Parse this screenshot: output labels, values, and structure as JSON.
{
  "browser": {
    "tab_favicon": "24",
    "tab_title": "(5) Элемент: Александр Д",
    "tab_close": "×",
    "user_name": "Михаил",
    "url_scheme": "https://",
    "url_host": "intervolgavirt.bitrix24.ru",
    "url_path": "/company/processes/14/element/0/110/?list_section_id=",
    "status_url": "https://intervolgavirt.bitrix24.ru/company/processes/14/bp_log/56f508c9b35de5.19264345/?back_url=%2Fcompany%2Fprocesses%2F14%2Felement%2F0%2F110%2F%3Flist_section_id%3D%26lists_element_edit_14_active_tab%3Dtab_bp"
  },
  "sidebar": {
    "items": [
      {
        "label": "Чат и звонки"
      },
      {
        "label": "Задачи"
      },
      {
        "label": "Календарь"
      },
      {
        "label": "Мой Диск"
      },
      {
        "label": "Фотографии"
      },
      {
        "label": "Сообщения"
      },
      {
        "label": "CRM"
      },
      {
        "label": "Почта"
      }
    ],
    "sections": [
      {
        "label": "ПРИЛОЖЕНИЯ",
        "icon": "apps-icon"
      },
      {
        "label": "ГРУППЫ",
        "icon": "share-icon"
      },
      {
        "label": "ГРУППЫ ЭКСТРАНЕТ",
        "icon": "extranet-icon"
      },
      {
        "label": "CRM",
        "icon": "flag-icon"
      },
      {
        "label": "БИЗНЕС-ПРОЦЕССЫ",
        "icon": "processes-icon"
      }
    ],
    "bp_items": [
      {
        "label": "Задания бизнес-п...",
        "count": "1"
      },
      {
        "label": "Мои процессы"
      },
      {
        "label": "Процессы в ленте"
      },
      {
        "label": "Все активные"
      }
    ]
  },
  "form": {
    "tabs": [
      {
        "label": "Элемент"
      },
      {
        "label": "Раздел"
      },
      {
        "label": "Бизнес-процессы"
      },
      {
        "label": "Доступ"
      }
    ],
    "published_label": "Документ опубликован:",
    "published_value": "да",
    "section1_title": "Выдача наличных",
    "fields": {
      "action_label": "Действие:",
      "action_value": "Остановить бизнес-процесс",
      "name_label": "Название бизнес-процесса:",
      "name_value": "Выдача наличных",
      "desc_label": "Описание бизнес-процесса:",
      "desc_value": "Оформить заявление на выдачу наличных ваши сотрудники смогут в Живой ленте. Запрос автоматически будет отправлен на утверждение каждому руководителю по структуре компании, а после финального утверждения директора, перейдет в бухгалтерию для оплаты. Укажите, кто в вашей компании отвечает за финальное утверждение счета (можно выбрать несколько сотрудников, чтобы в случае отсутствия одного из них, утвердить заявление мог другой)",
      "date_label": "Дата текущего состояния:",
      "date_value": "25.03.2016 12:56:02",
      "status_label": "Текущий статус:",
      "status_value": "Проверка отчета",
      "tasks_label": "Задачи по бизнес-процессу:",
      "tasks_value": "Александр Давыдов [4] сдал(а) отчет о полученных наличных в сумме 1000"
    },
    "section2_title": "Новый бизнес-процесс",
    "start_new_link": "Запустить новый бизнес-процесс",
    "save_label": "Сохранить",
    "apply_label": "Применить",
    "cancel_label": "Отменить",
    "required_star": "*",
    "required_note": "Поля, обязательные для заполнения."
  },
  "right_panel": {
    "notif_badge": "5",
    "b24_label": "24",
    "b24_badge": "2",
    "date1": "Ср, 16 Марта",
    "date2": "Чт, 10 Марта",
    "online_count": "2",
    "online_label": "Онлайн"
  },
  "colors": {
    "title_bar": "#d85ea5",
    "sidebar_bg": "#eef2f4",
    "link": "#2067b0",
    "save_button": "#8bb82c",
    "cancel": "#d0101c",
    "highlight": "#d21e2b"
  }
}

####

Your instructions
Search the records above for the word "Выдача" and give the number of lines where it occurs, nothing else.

Answer for this exercise
2